"A recent study from the NPD Group found that legal music downloads surged in 2006, and the company predicts that legal services will have more users than peer-to-peer networks by the end of 2007."
Peer-to-Peer (P2P) Networks have always been the primary target for music industries as the largest source for copyright infringement, but are P2P Networks really the threat? Nate Anderson investigates on whether or not filesharing remains to be "the red Communist music monster" as opposed to alternative methods of trade as well as examining the numbers behind the threats.
One method described as an alternative to P2P trade is general CD burning/ripping where he quotes the NPD Group that "...'social' ripping and burning of CDs among friends—which takes place offline and almost entirely out of reach of industry policing effort—accounted for 37 percent of all music consumption, more than file-sharing."

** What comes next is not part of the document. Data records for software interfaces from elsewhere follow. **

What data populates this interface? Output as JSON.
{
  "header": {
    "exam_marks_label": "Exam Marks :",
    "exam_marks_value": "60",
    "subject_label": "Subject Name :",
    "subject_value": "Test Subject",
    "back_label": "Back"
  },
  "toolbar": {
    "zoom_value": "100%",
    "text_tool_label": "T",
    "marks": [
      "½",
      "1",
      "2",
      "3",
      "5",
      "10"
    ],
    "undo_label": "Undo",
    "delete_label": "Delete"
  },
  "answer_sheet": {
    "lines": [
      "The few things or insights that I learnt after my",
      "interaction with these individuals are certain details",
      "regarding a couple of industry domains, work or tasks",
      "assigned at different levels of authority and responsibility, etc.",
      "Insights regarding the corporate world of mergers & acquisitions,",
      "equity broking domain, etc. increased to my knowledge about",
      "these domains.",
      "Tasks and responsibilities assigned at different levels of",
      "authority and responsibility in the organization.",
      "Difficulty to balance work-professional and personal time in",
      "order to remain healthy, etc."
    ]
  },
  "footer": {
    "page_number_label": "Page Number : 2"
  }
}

Then there is also streamripping which is used by "saving the bitsream from Internet radio or other streaming services" to acquire more infringing copies where Media Rights Technologies (MRT) reports that it is the number one source.
Anderson points out that "[i]f streamripping truly is a bigger threat than CD-swapping and P2P use, it must account for at least 38 percent of all music consumption, leaving only a maximum of 25 percent for both legal and P2P acquisition of music." Canadian law professor Michael Geist, however, explains that "piracy rates can be wildly variable and downright fictional." It basically benefits these organizations to use 'high numbers' to rally support for legal threats and Congressional action, but Anderson notes that both the NPD and MRT agree that "P2P is hardly the music industry's biggest problem."
Source: ars technica